  10. 7. Not as a Rule
    (pp. 163-190)

    So far in this discussion, rules, norms, laws, and their ilk have been waiting in the wings, while values, learning, and motivated problem-solving have taken center stage. This is a consequence of the logic structuring this project, which acknowledges that although social problem-solving may in timeculminatein explicit rules, antecedent and more basic are theimplicitstandards emerging from shared values—practices that most individuals pick up without much instruction but by imitation and observation.¹ For example, not offering to lend a hand in a circumstance where the offer could be construed as insulting is not explicitly formulated as...

  11. 8. Religion and Morality
    (pp. 191-204)

    Morality seems to me to be a natural phenomenon—constrained by the forces of natural selection, rooted in neurobiology, shaped by the local ecology, and modified by cultural developments. Nevertheless, fairness requires me to acknowledge that this sort of naturalistic approach to morality has often seemed insensitive to metaphysical ideas about morality, such as that morality is essentially dependent on a supernatural source of moral information and moral worth. Because this is a not uncommon view, it may be useful to consider what a supernatural approach can teach us.

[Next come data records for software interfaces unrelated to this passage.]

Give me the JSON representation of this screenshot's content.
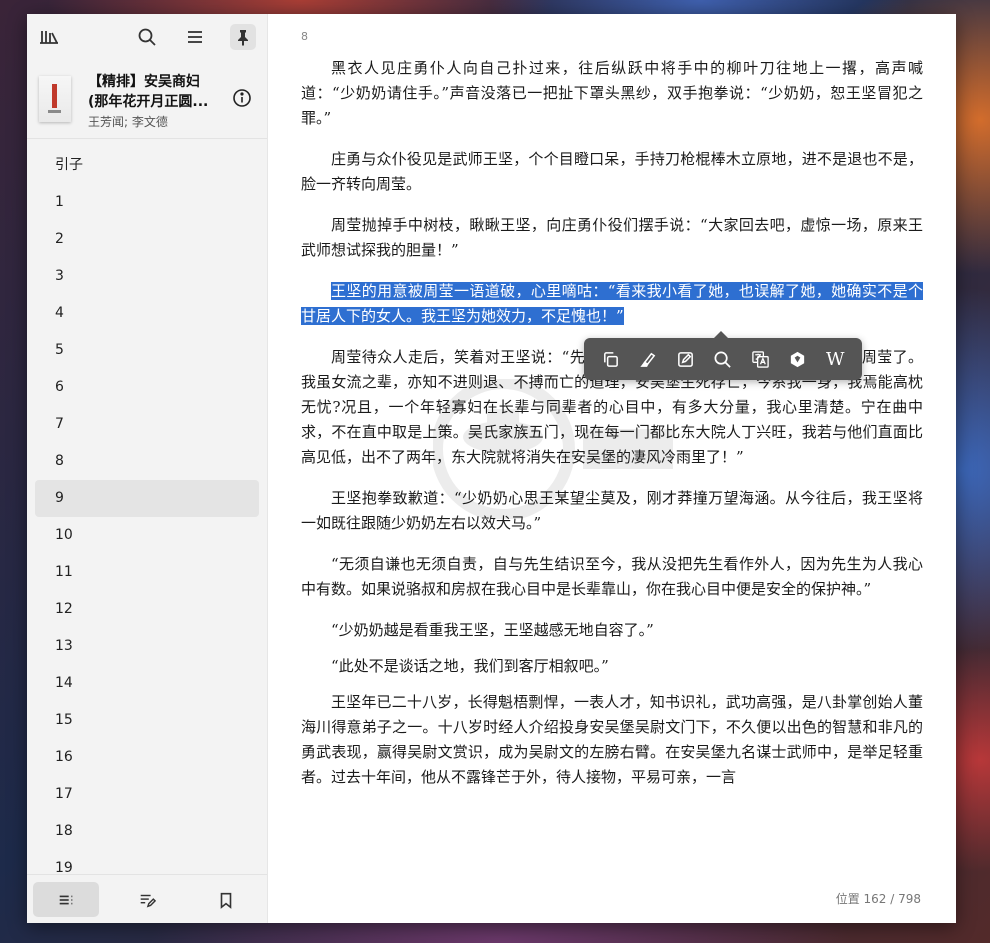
{
  "sidebar": {
    "book": {
      "title": "【精排】安吴商妇",
      "subtitle": "(那年花开月正圆...",
      "author": "王芳闻; 李文德"
    },
    "toc": [
      "引子",
      "1",
      "2",
      "3",
      "4",
      "5",
      "6",
      "7",
      "8",
      "9",
      "10",
      "11",
      "12",
      "13",
      "14",
      "15",
      "16",
      "17",
      "18",
      "19"
    ],
    "active_index": 9
  },
  "icons": {
    "library": "library-icon",
    "search": "search-icon",
    "menu": "menu-icon",
    "pin": "pin-icon",
    "info": "info-icon",
    "toc_tab": "toc-list-icon",
    "annotations_tab": "annotations-icon",
    "bookmarks_tab": "bookmark-icon"
  },
  "reader": {
    "page_number": "8",
    "paragraphs": [
      "黑衣人见庄勇仆人向自己扑过来，往后纵跃中将手中的柳叶刀往地上一撂，高声喊道：“少奶奶请住手。”声音没落已一把扯下罩头黑纱，双手抱拳说：“少奶奶，恕王坚冒犯之罪。”",
      "庄勇与众仆役见是武师王坚，个个目瞪口呆，手持刀枪棍棒木立原地，进不是退也不是，脸一齐转向周莹。",
      "周莹抛掉手中树枝，瞅瞅王坚，向庄勇仆役们摆手说：“大家回去吧，虚惊一场，原来王武师想试探我的胆量！”",
      "王坚的用意被周莹一语道破，心里嘀咕：“看来我小看了她，也误解了她，她确实不是个甘居人下的女人。我王坚为她效力，不足愧也！”",
      "周莹待众人走后，笑着对王坚说：“先生试探我的胆量，用心良苦，但你小视我周莹了。我虽女流之辈，亦知不进则退、不搏而亡的道理，安吴堡生死存亡，今系我一身，我焉能高枕无忧?况且，一个年轻寡妇在长辈与同辈者的心目中，有多大分量，我心里清楚。宁在曲中求，不在直中取是上策。吴氏家族五门，现在每一门都比东大院人丁兴旺，我若与他们直面比高见低，出不了两年，东大院就将消失在安吴堡的凄风冷雨里了！”",
      "王坚抱拳致歉道：“少奶奶心思王某望尘莫及，刚才莽撞万望海涵。从今往后，我王坚将一如既往跟随少奶奶左右以效犬马。”",
      "“无须自谦也无须自责，自与先生结识至今，我从没把先生看作外人，因为先生为人我心中有数。如果说骆叔和房叔在我心目中是长辈靠山，你在我心目中便是安全的保护神。”",
      "“少奶奶越是看重我王坚，王坚越感无地自容了。”",
      "“此处不是谈话之地，我们到客厅相叙吧。”",
      "王坚年已二十八岁，长得魁梧剽悍，一表人才，知书识礼，武功高强，是八卦掌创始人董海川得意弟子之一。十八岁时经人介绍投身安吴堡吴尉文门下，不久便以出色的智慧和非凡的勇武表现，赢得吴尉文赏识，成为吴尉文的左膀右臂。在安吴堡九名谋士武师中，是举足轻重者。过去十年间，他从不露锋芒于外，待人接物，平易可亲，一言"
    ],
    "highlighted_paragraph": 3,
    "location": "位置 162 / 798"
  },
  "selection_toolbar": {
    "actions": [
      "copy",
      "highlight",
      "note",
      "search",
      "translate",
      "dictionary",
      "wikipedia"
    ],
    "wikipedia_label": "W"
  },
  "colors": {
    "selection": "#2e6fd1",
    "toolbar_bg": "#555555",
    "sidebar_bg": "#f3f3f3"
  }
}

    When asked, most humans can easily tell a story of a...

  12. Notes
    (pp. 205-234)
  13. Bibliography
    (pp. 235-258)
  14. Acknowledgments
    (pp. 259-260)
  15. Index
    (pp. 261-273)